* _Action item_
The expected result is every entry, retyped character for character.

*** Materials provided Section Begins ***

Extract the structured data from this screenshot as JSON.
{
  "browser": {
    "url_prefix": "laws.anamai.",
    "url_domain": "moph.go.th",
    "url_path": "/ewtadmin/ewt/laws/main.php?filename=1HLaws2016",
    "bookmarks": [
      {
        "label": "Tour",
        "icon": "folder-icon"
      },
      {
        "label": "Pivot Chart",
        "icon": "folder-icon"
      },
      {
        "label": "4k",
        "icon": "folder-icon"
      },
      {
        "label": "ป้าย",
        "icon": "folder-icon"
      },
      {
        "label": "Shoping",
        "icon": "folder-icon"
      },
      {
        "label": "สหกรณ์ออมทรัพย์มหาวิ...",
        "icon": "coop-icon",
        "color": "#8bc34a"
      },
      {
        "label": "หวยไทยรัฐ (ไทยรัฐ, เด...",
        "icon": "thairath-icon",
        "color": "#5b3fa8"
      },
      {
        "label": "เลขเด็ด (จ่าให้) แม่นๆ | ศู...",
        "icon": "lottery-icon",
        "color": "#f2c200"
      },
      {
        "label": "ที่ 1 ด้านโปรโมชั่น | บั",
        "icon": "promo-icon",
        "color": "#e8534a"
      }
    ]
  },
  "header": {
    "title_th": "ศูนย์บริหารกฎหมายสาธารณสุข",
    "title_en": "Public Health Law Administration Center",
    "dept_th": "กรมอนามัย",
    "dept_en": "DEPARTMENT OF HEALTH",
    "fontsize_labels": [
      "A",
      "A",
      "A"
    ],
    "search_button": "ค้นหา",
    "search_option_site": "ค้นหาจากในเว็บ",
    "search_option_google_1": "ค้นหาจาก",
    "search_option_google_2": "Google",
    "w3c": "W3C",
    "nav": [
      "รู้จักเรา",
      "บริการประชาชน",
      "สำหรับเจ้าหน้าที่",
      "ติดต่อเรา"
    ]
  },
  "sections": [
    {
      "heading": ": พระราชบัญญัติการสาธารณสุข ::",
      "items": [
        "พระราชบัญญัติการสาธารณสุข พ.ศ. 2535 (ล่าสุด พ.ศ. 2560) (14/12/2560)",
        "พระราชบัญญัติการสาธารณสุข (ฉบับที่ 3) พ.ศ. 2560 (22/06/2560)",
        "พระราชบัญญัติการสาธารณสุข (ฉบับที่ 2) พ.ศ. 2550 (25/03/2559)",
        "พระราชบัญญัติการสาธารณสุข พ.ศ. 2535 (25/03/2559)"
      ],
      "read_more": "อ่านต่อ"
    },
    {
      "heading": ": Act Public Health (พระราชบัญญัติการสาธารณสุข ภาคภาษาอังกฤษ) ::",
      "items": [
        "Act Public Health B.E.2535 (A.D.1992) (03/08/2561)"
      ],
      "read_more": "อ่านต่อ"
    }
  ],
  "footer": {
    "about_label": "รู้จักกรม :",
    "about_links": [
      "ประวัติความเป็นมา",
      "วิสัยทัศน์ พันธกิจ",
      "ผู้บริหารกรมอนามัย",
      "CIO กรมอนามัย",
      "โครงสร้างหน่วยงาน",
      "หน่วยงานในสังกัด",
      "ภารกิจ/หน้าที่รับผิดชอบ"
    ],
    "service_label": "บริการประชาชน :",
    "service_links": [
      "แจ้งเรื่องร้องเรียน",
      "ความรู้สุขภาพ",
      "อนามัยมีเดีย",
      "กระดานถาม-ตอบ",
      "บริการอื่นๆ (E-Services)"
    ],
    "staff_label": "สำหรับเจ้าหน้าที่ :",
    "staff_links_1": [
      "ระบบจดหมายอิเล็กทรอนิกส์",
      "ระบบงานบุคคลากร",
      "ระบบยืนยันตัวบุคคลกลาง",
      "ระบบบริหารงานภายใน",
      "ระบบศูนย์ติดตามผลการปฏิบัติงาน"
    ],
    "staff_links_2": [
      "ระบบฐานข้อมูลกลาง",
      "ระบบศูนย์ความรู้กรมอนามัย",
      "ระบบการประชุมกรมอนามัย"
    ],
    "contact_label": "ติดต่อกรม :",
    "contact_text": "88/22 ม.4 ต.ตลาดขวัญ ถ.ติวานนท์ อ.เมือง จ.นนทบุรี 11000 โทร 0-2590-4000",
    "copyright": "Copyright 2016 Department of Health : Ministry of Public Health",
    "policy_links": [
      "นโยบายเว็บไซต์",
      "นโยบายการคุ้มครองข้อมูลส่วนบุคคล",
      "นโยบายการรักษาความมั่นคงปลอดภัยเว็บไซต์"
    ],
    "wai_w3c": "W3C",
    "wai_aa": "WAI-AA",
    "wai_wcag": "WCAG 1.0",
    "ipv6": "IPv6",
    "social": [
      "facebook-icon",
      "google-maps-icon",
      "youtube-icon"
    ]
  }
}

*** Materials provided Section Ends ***

* _Written response_
Extract the structured data from this screenshot as JSON.
{
  "browser": {
    "url_prefix": "laws.anamai.",
    "url_domain": "moph.go.th",
    "url_path": "/ewtadmin/ewt/laws/main.php?filename=1HLaws2016",
    "bookmarks": [
      {
        "label": "Tour",
        "icon": "folder-icon"
      },
      {
        "label": "Pivot Chart",
        "icon": "folder-icon"
      },
      {
        "label": "4k",
        "icon": "folder-icon"
      },
      {
        "label": "ป้าย",
        "icon": "folder-icon"
      },
      {
        "label": "Shoping",
        "icon": "folder-icon"
      },
      {
        "label": "สหกรณ์ออมทรัพย์มหาวิ...",
        "icon": "coop-icon",
        "color": "#8bc34a"
      },
      {
        "label": "หวยไทยรัฐ (ไทยรัฐ, เด...",
        "icon": "thairath-icon",
        "color": "#5b3fa8"
      },
      {
        "label": "เลขเด็ด (จ่าให้) แม่นๆ | ศู...",
        "icon": "lottery-icon",
        "color": "#f2c200"
      },
      {
        "label": "ที่ 1 ด้านโปรโมชั่น | บั",
        "icon": "promo-icon",
        "color": "#e8534a"
      }
    ]
  },
  "header": {
    "title_th": "ศูนย์บริหารกฎหมายสาธารณสุข",
    "title_en": "Public Health Law Administration Center",
    "dept_th": "กรมอนามัย",
    "dept_en": "DEPARTMENT OF HEALTH",
    "fontsize_labels": [
      "A",
      "A",
      "A"
    ],
    "search_button": "ค้นหา",
    "search_option_site": "ค้นหาจากในเว็บ",
    "search_option_google_1": "ค้นหาจาก",
    "search_option_google_2": "Google",
    "w3c": "W3C",
    "nav": [
      "รู้จักเรา",
      "บริการประชาชน",
      "สำหรับเจ้าหน้าที่",
      "ติดต่อเรา"
    ]
  },
  "sections": [
    {
      "heading": ": พระราชบัญญัติการสาธารณสุข ::",
      "items": [
        "พระราชบัญญัติการสาธารณสุข พ.ศ. 2535 (ล่าสุด พ.ศ. 2560) (14/12/2560)",
        "พระราชบัญญัติการสาธารณสุข (ฉบับที่ 3) พ.ศ. 2560 (22/06/2560)",
        "พระราชบัญญัติการสาธารณสุข (ฉบับที่ 2) พ.ศ. 2550 (25/03/2559)",
        "พระราชบัญญัติการสาธารณสุข พ.ศ. 2535 (25/03/2559)"
      ],
      "read_more": "อ่านต่อ"
    },
    {
      "heading": ": Act Public Health (พระราชบัญญัติการสาธารณสุข ภาคภาษาอังกฤษ) ::",
      "items": [
        "Act Public Health B.E.2535 (A.D.1992) (03/08/2561)"
      ],
      "read_more": "อ่านต่อ"
    }
  ],
  "footer": {
    "about_label": "รู้จักกรม :",
    "about_links": [
      "ประวัติความเป็นมา",
      "วิสัยทัศน์ พันธกิจ",
      "ผู้บริหารกรมอนามัย",
      "CIO กรมอนามัย",
      "โครงสร้างหน่วยงาน",
      "หน่วยงานในสังกัด",
      "ภารกิจ/หน้าที่รับผิดชอบ"
    ],
    "service_label": "บริการประชาชน :",
    "service_links": [
      "แจ้งเรื่องร้องเรียน",
      "ความรู้สุขภาพ",
      "อนามัยมีเดีย",
      "กระดานถาม-ตอบ",
      "บริการอื่นๆ (E-Services)"
    ],
    "staff_label": "สำหรับเจ้าหน้าที่ :",
    "staff_links_1": [
      "ระบบจดหมายอิเล็กทรอนิกส์",
      "ระบบงานบุคคลากร",
      "ระบบยืนยันตัวบุคคลกลาง",
      "ระบบบริหารงานภายใน",
      "ระบบศูนย์ติดตามผลการปฏิบัติงาน"
    ],
    "staff_links_2": [
      "ระบบฐานข้อมูลกลาง",
      "ระบบศูนย์ความรู้กรมอนามัย",
      "ระบบการประชุมกรมอนามัย"
    ],
    "contact_label": "ติดต่อกรม :",
    "contact_text": "88/22 ม.4 ต.ตลาดขวัญ ถ.ติวานนท์ อ.เมือง จ.นนทบุรี 11000 โทร 0-2590-4000",
    "copyright": "Copyright 2016 Department of Health : Ministry of Public Health",
    "policy_links": [
      "นโยบายเว็บไซต์",
      "นโยบายการคุ้มครองข้อมูลส่วนบุคคล",
      "นโยบายการรักษาความมั่นคงปลอดภัยเว็บไซต์"
    ],
    "wai_w3c": "W3C",
    "wai_aa": "WAI-AA",
    "wai_wcag": "WCAG 1.0",
    "ipv6": "IPv6",
    "social": [
      "facebook-icon",
      "google-maps-icon",
      "youtube-icon"
    ]
  }
}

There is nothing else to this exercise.